*** Opening Material supplied ***
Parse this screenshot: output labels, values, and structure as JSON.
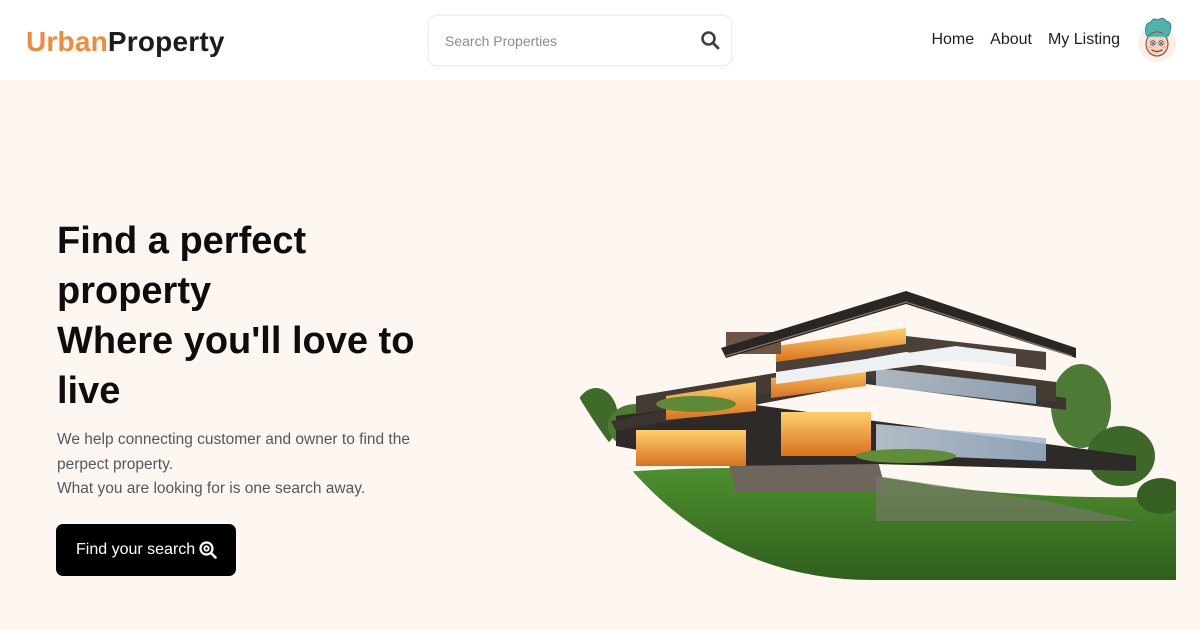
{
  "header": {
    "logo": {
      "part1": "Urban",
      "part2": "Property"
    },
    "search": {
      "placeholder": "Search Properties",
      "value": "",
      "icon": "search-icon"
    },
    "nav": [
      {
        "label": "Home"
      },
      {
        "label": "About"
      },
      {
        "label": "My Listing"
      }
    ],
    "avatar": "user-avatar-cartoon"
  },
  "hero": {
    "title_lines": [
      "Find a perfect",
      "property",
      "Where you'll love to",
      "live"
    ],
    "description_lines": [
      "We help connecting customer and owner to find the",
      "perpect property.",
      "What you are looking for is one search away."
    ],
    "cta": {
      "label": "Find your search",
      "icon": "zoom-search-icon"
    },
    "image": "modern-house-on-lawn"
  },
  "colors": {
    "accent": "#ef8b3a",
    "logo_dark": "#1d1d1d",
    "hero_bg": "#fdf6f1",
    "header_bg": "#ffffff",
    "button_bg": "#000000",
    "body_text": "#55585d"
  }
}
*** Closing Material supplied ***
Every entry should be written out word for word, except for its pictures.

[Response to the task]:
Parse this screenshot: output labels, values, and structure as JSON.
{
  "header": {
    "logo": {
      "part1": "Urban",
      "part2": "Property"
    },
    "search": {
      "placeholder": "Search Properties",
      "value": "",
      "icon": "search-icon"
    },
    "nav": [
      {
        "label": "Home"
      },
      {
        "label": "About"
      },
      {
        "label": "My Listing"
      }
    ],
    "avatar": "user-avatar-cartoon"
  },
  "hero": {
    "title_lines": [
      "Find a perfect",
      "property",
      "Where you'll love to",
      "live"
    ],
    "description_lines": [
      "We help connecting customer and owner to find the",
      "perpect property.",
      "What you are looking for is one search away."
    ],
    "cta": {
      "label": "Find your search",
      "icon": "zoom-search-icon"
    },
    "image": "modern-house-on-lawn"
  },
  "colors": {
    "accent": "#ef8b3a",
    "logo_dark": "#1d1d1d",
    "hero_bg": "#fdf6f1",
    "header_bg": "#ffffff",
    "button_bg": "#000000",
    "body_text": "#55585d"
  }
}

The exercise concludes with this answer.